Four reported dead as New York train derails

AP, AFP and Reuters

NEW YORK–A commuter train bound for New York’s Grand Central Station derailed in the Bronx on Sunday, with at least four people reported dead after several rail cars left the tracks. Aerial television pictures of the scene showed at least four of the train’s eight carriages on their side, facing down a hill just short of the waters of the Hudson River, following a long curved section of the track. The train derailed on a large curved section of track at 7:20 a.m. in New York about 90 meters north of Metro North’s Spuyten Duyvil station in the Bronx borough, the Metropolitan Transportation Authority said in a news release. But none of the cars entered the Hudson or Harlem rivers, which are adjacent, the MTA said.

CNN, citing emergency officials, reported that four people had died and that 40 others were injured. It was unclear whether the Metro-North train was crowded or not when it derailed. NBC television also reported that four people were dead. There was no official confirmation of the casualties. Television pictures showed around two dozen apparently uninjured passengers standing alongside firefighters at the accident site. CNN reported that 100 firefighters were at the scene and cited emergency workers as saying there are “many injured.” ‘People were thrown to the other side of the train’ The southbound train left Poughkeepsie at 5:54 a.m. and was due to arrive at 7:43 a.m. at Grand Central Terminal. Sunday marks the end of America’s Thanksgiving holiday, which annually sees many people take time off to travel home to their families across the United States. The fire department said five rail cars left the tracks during the derailment. Metro-North Railroad said on Twitter that the Hudson Line service between Grand Central Terminal and Croton Harmon was currently suspended because of the accident. “Alternate transportation through that area is being arranged. We will provide more information as it becomes available,” the company said in a second tweet.
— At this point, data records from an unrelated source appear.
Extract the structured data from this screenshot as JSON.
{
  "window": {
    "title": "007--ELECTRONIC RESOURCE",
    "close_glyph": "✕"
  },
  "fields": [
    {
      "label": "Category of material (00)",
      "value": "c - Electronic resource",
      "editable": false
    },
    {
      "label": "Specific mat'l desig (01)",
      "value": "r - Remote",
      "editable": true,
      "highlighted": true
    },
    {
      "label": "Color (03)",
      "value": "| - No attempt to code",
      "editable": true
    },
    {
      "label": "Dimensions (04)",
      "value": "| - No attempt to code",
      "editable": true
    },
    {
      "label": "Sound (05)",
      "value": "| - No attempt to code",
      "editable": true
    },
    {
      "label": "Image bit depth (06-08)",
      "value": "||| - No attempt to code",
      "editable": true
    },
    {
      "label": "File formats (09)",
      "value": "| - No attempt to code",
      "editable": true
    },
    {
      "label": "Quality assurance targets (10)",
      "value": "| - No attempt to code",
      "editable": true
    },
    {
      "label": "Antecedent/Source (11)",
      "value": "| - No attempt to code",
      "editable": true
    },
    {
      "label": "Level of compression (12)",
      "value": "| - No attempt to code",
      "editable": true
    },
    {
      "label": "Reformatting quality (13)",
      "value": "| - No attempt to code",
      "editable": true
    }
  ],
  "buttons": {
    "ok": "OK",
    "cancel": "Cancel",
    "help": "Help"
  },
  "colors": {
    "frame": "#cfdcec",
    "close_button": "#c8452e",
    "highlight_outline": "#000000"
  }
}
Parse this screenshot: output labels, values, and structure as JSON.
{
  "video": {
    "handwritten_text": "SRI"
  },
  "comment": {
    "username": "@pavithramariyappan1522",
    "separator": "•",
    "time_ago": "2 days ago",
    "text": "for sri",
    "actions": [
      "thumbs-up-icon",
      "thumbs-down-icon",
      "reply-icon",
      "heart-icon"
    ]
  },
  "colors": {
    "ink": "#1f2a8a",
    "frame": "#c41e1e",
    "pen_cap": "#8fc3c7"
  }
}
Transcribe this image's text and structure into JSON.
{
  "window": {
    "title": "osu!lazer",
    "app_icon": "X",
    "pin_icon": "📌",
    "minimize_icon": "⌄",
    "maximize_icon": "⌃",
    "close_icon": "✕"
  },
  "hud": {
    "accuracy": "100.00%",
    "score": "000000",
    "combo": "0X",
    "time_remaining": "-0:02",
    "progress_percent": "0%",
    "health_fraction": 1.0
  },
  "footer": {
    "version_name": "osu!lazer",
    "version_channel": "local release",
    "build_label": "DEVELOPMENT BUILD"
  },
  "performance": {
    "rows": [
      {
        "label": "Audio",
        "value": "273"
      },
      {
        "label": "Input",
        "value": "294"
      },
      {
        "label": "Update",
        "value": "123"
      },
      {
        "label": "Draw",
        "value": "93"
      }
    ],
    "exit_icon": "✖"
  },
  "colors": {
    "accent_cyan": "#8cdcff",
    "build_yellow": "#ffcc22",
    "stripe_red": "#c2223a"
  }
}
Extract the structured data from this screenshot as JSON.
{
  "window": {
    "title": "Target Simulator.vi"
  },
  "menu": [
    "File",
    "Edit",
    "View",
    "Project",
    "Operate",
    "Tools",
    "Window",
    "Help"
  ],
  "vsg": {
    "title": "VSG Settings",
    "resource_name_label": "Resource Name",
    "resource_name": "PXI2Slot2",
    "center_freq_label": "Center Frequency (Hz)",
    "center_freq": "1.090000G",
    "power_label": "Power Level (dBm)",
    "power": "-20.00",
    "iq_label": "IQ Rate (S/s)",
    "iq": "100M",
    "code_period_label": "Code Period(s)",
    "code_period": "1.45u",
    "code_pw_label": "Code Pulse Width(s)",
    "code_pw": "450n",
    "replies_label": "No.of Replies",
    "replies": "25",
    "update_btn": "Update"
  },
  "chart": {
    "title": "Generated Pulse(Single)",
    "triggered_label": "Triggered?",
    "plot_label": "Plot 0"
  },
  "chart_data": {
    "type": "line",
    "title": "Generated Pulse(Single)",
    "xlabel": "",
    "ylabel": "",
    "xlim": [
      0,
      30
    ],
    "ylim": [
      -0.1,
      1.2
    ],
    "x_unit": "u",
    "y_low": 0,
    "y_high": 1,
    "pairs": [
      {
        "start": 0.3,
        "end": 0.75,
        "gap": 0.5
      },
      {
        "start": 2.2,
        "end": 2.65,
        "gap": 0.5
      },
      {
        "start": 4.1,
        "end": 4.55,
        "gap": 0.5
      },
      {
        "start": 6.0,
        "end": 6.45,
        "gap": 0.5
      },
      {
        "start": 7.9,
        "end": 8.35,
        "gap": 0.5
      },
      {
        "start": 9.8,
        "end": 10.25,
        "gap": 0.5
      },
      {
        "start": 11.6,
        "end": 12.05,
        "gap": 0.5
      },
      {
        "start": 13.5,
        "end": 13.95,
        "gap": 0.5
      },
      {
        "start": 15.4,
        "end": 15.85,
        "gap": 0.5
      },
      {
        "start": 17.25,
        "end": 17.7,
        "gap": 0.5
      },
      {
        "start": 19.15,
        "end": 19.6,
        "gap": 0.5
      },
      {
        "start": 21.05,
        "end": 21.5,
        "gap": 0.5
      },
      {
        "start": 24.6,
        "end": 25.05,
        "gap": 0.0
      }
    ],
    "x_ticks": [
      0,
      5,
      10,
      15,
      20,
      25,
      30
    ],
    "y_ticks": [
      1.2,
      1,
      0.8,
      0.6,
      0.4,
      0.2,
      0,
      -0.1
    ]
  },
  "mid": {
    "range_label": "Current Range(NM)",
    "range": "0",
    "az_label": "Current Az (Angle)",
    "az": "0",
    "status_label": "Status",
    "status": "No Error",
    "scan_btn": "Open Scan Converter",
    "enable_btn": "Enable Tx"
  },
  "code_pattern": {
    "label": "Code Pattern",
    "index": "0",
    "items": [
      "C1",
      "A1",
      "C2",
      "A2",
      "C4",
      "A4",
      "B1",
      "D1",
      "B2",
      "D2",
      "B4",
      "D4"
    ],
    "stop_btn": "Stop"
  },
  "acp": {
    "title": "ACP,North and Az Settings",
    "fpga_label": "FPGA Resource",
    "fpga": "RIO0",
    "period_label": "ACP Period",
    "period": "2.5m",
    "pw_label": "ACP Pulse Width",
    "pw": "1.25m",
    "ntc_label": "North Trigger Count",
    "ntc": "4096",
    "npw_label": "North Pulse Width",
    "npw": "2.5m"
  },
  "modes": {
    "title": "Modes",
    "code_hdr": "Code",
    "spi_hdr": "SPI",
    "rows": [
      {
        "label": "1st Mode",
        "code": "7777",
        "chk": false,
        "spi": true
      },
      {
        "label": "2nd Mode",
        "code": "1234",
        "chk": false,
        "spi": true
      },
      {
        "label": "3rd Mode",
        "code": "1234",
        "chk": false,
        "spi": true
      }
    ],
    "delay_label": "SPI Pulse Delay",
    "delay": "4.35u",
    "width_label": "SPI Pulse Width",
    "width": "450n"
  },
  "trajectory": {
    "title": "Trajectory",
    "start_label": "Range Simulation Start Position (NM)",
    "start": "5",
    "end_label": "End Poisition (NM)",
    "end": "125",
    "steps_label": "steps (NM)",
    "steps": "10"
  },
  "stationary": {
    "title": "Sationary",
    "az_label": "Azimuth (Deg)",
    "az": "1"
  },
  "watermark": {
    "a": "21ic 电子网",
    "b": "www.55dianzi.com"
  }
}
The train appeared to be going “a lot faster” than usual as it approached the curve coming into the station, passenger Frank Tatulli told WABC-TV.

Joel Zaritsky told The Associated Press he was on his way to New York City for a dental convention.

“I was asleep and I woke up when the car started rolling several times. Then I saw the gravel coming at me, and I heard people screaming. There was smoke everywhere and debris. People were thrown to the other side of the train,” he said, holding his bloody right hand.